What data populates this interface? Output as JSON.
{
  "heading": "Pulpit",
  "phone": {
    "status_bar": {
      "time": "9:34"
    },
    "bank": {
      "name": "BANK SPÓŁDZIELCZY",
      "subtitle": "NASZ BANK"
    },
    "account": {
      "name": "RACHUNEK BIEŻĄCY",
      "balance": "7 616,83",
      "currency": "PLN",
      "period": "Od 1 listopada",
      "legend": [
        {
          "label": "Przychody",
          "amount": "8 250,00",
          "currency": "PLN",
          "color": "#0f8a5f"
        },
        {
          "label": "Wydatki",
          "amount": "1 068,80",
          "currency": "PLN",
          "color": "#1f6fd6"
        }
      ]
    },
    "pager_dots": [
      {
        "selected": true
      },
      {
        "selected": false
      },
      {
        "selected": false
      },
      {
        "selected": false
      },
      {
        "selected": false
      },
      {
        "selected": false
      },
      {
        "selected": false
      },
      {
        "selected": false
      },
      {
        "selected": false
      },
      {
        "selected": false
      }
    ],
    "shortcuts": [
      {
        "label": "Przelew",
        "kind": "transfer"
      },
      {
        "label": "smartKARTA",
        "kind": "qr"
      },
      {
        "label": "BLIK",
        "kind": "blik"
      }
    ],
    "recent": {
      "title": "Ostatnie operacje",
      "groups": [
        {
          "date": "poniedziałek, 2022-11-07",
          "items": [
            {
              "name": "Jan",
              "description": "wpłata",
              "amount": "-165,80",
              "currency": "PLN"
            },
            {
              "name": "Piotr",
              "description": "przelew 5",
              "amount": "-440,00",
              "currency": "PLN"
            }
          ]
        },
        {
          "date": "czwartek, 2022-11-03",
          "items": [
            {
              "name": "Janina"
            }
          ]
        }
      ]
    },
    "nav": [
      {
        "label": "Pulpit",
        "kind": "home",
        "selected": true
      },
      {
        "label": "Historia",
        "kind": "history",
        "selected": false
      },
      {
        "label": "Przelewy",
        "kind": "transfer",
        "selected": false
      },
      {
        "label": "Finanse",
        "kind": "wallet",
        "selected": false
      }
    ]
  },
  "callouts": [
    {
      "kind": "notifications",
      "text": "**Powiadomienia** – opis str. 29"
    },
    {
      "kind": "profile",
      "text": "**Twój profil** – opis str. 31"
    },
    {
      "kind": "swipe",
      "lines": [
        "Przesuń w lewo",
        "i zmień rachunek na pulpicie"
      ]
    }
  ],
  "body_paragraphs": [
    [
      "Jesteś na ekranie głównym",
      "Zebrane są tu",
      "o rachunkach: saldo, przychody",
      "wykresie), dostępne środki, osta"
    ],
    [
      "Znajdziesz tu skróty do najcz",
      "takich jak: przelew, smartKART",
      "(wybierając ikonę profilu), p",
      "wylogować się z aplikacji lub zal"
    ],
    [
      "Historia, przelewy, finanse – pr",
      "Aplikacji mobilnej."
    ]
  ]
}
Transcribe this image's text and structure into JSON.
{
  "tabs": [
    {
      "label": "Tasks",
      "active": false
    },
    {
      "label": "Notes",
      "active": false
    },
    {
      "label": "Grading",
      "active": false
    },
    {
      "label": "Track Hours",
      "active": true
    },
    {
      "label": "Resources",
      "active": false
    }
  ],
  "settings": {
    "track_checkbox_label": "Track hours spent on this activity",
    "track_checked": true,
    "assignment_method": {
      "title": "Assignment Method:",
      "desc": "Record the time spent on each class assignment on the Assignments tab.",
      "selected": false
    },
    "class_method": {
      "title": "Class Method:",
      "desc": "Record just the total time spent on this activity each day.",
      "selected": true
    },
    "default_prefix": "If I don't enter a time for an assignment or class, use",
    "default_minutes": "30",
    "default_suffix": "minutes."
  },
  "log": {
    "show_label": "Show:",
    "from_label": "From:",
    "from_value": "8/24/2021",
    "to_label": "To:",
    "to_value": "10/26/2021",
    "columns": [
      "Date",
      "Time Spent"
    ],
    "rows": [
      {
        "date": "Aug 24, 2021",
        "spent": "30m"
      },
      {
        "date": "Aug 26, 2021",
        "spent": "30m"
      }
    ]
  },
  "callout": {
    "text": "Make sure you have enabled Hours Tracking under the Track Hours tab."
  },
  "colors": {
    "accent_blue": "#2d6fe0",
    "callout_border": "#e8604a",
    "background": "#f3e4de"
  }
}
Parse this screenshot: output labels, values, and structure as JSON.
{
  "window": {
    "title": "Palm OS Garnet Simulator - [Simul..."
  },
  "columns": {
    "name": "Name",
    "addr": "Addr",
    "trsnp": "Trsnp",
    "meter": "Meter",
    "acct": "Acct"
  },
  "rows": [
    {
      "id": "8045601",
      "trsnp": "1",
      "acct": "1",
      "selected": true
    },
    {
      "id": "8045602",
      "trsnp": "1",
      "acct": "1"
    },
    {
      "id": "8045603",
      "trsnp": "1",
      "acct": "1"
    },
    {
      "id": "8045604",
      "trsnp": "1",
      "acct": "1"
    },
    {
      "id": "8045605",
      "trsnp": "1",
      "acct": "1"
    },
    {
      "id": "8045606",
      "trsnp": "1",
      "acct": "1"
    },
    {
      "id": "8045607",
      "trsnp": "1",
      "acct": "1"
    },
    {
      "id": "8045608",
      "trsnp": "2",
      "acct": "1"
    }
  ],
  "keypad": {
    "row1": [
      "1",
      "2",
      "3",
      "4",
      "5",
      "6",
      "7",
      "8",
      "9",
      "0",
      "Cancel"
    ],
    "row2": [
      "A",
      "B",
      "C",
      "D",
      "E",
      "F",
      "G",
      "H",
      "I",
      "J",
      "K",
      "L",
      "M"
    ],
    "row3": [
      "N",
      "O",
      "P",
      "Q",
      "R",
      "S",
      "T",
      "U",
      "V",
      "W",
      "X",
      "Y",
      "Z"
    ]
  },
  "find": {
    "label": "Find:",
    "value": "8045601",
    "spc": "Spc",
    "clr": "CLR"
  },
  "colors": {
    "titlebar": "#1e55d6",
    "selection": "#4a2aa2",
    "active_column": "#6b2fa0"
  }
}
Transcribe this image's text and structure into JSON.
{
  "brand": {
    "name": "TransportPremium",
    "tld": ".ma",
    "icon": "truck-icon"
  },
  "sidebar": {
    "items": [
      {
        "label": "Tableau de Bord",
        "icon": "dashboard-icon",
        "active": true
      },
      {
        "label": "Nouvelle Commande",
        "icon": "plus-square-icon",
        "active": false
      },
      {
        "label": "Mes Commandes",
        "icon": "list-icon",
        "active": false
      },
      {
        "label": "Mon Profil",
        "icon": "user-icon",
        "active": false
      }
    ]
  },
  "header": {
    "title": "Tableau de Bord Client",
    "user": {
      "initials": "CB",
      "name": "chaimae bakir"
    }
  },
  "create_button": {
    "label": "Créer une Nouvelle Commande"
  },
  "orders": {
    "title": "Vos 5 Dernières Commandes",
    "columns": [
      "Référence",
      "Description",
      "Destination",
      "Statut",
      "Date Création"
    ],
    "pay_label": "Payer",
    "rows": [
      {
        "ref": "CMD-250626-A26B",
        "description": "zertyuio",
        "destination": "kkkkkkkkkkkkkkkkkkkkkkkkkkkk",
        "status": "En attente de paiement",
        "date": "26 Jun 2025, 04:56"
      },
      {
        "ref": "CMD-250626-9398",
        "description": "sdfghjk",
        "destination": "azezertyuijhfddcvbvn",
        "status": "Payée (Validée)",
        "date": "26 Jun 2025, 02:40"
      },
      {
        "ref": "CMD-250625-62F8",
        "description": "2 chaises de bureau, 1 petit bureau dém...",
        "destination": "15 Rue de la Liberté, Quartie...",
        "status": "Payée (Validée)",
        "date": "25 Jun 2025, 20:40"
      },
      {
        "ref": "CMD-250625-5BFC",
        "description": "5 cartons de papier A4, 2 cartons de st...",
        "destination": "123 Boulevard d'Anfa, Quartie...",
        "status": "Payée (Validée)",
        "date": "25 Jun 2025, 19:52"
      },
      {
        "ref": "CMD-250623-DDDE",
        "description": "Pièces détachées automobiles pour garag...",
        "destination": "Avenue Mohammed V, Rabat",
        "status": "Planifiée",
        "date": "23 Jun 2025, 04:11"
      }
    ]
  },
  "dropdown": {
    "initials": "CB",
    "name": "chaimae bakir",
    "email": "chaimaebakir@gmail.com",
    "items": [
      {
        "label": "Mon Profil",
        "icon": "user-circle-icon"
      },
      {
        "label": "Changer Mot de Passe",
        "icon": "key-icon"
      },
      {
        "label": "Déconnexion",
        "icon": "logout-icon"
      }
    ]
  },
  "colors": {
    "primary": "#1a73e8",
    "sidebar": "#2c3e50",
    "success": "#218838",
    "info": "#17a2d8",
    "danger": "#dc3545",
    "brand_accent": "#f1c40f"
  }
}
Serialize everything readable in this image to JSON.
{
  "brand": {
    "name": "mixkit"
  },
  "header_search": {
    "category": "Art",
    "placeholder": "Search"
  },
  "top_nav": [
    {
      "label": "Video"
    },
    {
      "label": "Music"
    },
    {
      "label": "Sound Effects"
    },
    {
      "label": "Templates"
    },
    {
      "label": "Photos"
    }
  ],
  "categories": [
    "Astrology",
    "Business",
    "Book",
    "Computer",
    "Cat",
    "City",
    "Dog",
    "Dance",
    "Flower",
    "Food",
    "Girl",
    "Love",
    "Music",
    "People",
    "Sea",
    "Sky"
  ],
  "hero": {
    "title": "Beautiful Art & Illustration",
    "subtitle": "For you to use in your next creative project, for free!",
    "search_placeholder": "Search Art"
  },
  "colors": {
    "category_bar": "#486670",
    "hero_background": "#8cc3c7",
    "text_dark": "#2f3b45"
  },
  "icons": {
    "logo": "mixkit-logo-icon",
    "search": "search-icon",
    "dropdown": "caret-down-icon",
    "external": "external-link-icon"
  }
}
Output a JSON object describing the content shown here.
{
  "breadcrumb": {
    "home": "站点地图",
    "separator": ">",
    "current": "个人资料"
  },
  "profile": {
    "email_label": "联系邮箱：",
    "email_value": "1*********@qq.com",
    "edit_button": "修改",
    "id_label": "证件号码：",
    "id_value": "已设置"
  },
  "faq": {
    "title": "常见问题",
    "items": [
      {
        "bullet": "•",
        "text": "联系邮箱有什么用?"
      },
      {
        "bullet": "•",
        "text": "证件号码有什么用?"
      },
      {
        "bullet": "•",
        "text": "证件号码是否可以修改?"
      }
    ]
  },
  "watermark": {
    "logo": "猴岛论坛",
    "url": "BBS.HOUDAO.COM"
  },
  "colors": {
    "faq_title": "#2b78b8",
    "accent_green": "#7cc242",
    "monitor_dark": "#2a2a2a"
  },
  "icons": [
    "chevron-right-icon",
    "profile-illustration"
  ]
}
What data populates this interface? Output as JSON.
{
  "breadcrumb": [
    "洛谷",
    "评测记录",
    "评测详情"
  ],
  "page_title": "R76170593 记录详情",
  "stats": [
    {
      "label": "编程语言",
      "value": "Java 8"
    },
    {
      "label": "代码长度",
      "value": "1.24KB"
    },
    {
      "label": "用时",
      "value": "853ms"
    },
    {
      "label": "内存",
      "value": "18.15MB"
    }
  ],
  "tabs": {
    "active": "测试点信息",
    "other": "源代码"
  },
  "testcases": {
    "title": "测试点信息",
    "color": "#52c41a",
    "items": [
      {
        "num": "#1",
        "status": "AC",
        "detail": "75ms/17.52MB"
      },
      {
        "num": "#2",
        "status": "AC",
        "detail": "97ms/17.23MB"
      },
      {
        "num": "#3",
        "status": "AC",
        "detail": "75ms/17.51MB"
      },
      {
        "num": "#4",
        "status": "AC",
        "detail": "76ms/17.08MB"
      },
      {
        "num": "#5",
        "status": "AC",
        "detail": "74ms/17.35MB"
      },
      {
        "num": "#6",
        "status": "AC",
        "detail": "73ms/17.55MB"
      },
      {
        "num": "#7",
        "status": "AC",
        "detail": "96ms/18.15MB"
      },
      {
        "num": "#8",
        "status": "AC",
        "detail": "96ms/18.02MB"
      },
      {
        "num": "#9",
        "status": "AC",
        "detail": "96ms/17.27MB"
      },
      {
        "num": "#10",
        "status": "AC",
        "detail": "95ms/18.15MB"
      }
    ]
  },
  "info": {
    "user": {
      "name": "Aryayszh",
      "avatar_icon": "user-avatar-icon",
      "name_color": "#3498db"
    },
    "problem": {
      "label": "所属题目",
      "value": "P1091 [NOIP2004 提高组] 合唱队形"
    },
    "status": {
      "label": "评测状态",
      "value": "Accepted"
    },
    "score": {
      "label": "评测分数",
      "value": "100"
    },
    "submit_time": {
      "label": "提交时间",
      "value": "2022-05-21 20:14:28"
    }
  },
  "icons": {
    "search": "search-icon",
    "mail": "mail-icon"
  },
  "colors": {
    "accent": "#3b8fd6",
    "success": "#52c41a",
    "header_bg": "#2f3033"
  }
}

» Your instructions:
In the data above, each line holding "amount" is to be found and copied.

» Written answer:
          "amount": "8 250,00",
          "amount": "1 068,80",
              "amount": "-165,80",
              "amount": "-440,00",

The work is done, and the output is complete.